Washington is also taking other steps that have popular appeal. The recently passed $1.7 trillion omnibus spending package includes $200 million for promoting gender equality in Pakistan, a twenty-fold increase from 2020.
Additionally, the United States is taking steps to assuage Pakistani concerns that its extraordinary relationship with India has dictated U.S. policies toward Pakistan. Commenting on relations with India and Pakistan, Price said, “Each of them is indispensable to us and to the promotion and the pursuit of the shared goals that we have with India, the shared goals that we have with Pakistan, the shared goals that all three of us share”
The Missing Piece of the Indo-Pacific Strategy?
The U.S.-Pakistan relationship will serve many U.S. interests, but its centerpiece may be an unspoken one. Could the relationship be the missing piece of America’s Indo-Pacific strategy and China policy? Could it allow Washington to exert influence to ensure Pakistan’s regional posture—its strategic partnership with China and conflicted relationship with India—does not undermine this strategy?

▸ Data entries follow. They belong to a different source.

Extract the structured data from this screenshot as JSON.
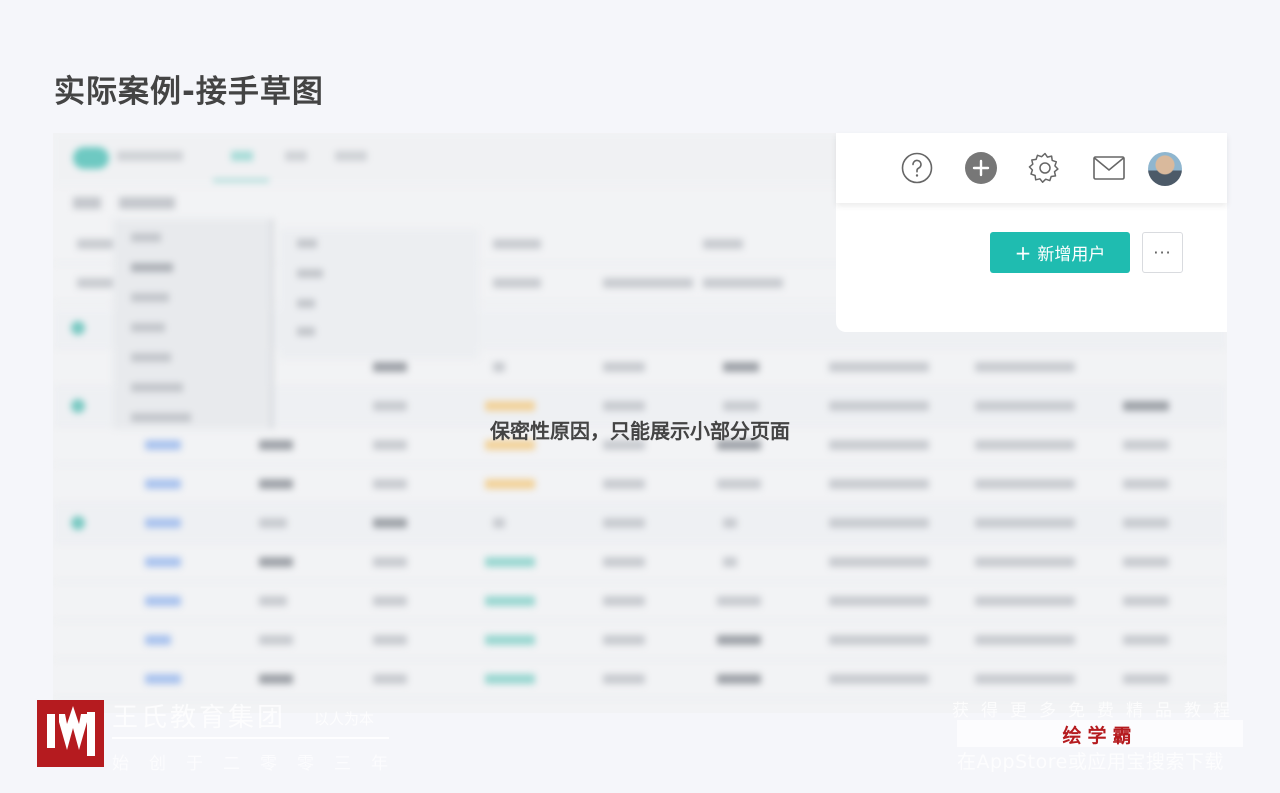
{
  "slide": {
    "title": "实际案例-接手草图",
    "notice": "保密性原因，只能展示小部分页面"
  },
  "header": {
    "icons": [
      "help-icon",
      "add-circle-icon",
      "gear-icon",
      "mail-icon",
      "avatar"
    ]
  },
  "toolbar": {
    "add_user_label": "新增用户",
    "add_user_prefix": "+",
    "more_label": "···"
  },
  "watermark": {
    "org_name": "王氏教育集团",
    "motto": "以人为本",
    "since": "始创于二零零三年",
    "promo_line": "获得更多免费精品教程",
    "brand": "绘学霸",
    "download_line": "在AppStore或应用宝搜索下载"
  },
  "colors": {
    "accent": "#1fbcb0",
    "brand_red": "#b51b1f",
    "background": "#f5f6fa"
  }
}
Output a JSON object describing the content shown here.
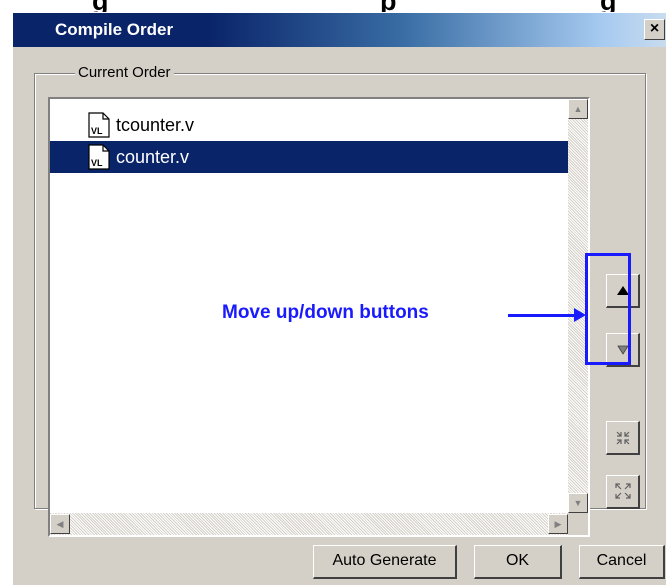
{
  "caption": {
    "segments": [
      "g",
      "p",
      "g"
    ]
  },
  "window": {
    "title": "Compile Order",
    "close_glyph": "×"
  },
  "group": {
    "label": "Current Order"
  },
  "file_list": {
    "items": [
      {
        "name": "tcounter.v",
        "icon": "verilog-file-icon",
        "icon_text": "VL",
        "selected": false
      },
      {
        "name": "counter.v",
        "icon": "verilog-file-icon",
        "icon_text": "VL",
        "selected": true
      }
    ]
  },
  "side_buttons": {
    "move_up": "move-up-icon",
    "move_down": "move-down-icon",
    "collapse": "collapse-icon",
    "expand": "expand-icon"
  },
  "annotation": {
    "text": "Move up/down buttons",
    "color": "#1a1aff"
  },
  "buttons": {
    "auto_generate": "Auto Generate",
    "ok": "OK",
    "cancel": "Cancel"
  },
  "colors": {
    "selection": "#0a246a",
    "dialog_bg": "#d4d0c8"
  }
}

And could it also be a test case of peaceful competition between the United States and China, an alternative to forcing countries to pick sides?
Touqir Hussain, a former Pakistani Ambassador and Diplomatic Adviser to the Prime Minister, is an Adjunct professor at Georgetown University and a Visiting Senior Research Fellow at the Institute of South Asian Studies, National University of Singapore.
Source: National Interest